Mary Sarah Young was born in 1867, the fourth daughter, and fifth child of seven of Hannah Halliday and George Shields Young.
Although born in Gateshead in County Durham, her family moved to Yorkshire when she was young and she grew up in Shipley.
Mary came from a well-educated family. Several of her older sisters had been governesses or worked in schools, and at the age of 24 in 1891 Mary herself was working in Shipley as a School Assistant Mistress.
However she had vanished from Yorkshire in the 1901 census and by broadening my search I found her living down in Okehampton, Devon with her mother Hannah and two sisters Marion and Edith. Mary was single and her family all widows; Mary was the only one in the household working, and by this time she’d had a promotion to Schoolmistress.
It can’t have been too long after that before she and mother Hannah had moved on again, to Pembrokeshire. Her youngest sister Edith accompanied them but didn’t stay that long; she had fallen for a surveyor from Okehampton and they married in Pembrokeshire in 1905 before moving back down to Devon.
Her sister Dora came up from her home in Essex to visit in October 1908, but shockingly died during her visit, leaving a husband and 3 young children.
By 1911 Mary had been appointed as a Head Teacher of an elementary school owned by Pembrokeshire County Education Authority. She and her mother were living in Rhydberth, Tenby.

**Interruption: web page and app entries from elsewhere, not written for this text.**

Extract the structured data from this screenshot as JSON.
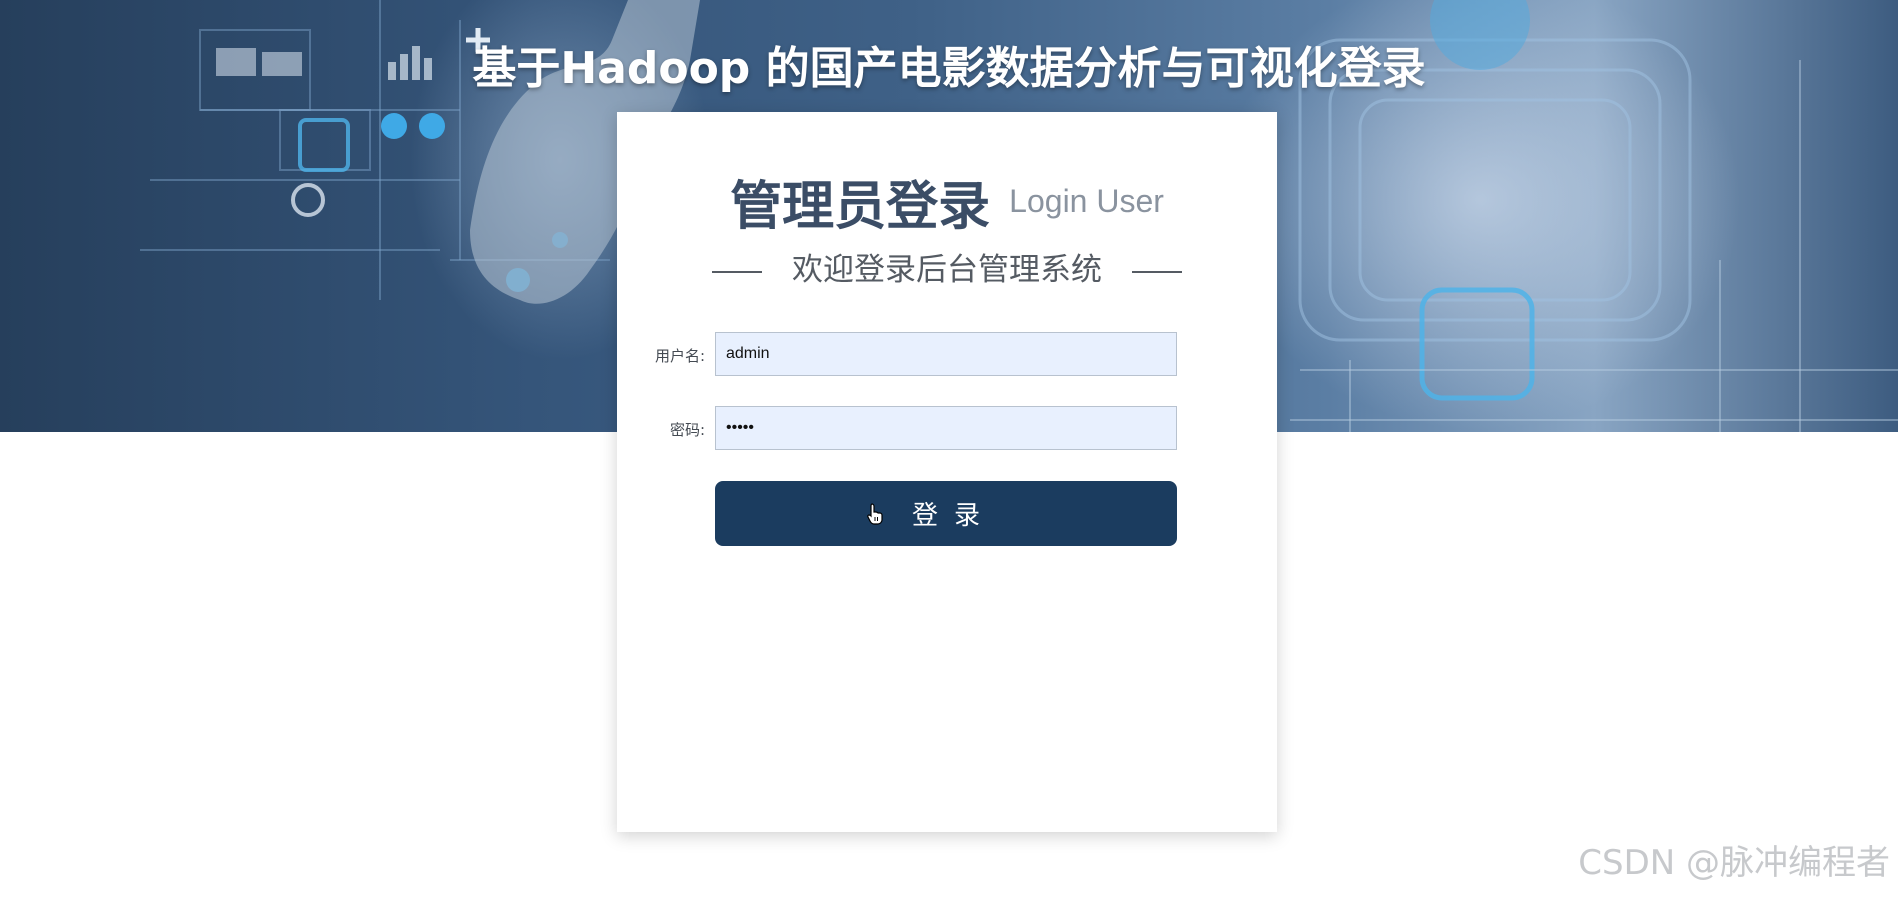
{
  "page": {
    "site_title": "基于Hadoop 的国产电影数据分析与可视化登录",
    "watermark": "CSDN @脉冲编程者"
  },
  "login_card": {
    "heading_cn": "管理员登录",
    "heading_en": "Login User",
    "welcome": "欢迎登录后台管理系统",
    "username_label": "用户名:",
    "username_value": "admin",
    "password_label": "密码:",
    "password_value": "admin",
    "submit_label": "登录"
  },
  "icons": {
    "background": "tech-touch-interface-illustration",
    "cursor": "hand-pointer-icon"
  },
  "colors": {
    "button_bg": "#1b3c5f",
    "heading": "#3b4d66",
    "input_autofill_bg": "#e8f0fe"
  }
}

The Tenby Junior School website tells me: “Tenby Council School was built in 1915 while the First World War was at its height. It was officially opened in June 1916 by Mr S.B. Sketch, J.P., C.C., Chairman of the Education Committee. The school was situated in Greenhill Road and pupils came from the School which had previously been held beneath the Methodist Chapel in Warren Street, which was subsequently demolished in the 1980s. The Headmaster at this time was Mr J Howells.” Given Mary’s religious background, I’m wondering whether she taught at the Warren Street Chapel. Pembrokeshire Record Office website has some potential for archive material if I want to follow it up at a later date.
Her sister Marion remarried at the start of the war, a John Ogden, a widower, back in Yorkshire in Keighley.
Eight years later in 1919, after the first world war which took her nephew George Shields Young, Mary is also found back up in Yorkshire, listed on the electoral roll in the School House in Oldfield, where she was still living in 1926.
I googled ‘Oldfield School West Yorkshire’ and it came up with the website of the Oldfield Primary School which has a lovely image of an old school building on the home page. It’s been taken on a frosty morning and I can just picture Mary wrapped up well walking up the path to the door. I rang the school and the secretary said that she was actually speaking from the School House, which I really loved.
By 1929, aged 62, she has moved to Harrogate, Yorkshire, where she lived for the rest of her life.
She died, aged 75, in the midst of the second world war, on Christmas Day 1942. In her will left effects of £871 5s 1d [£25K in 2005 money] to her brother and her nephew.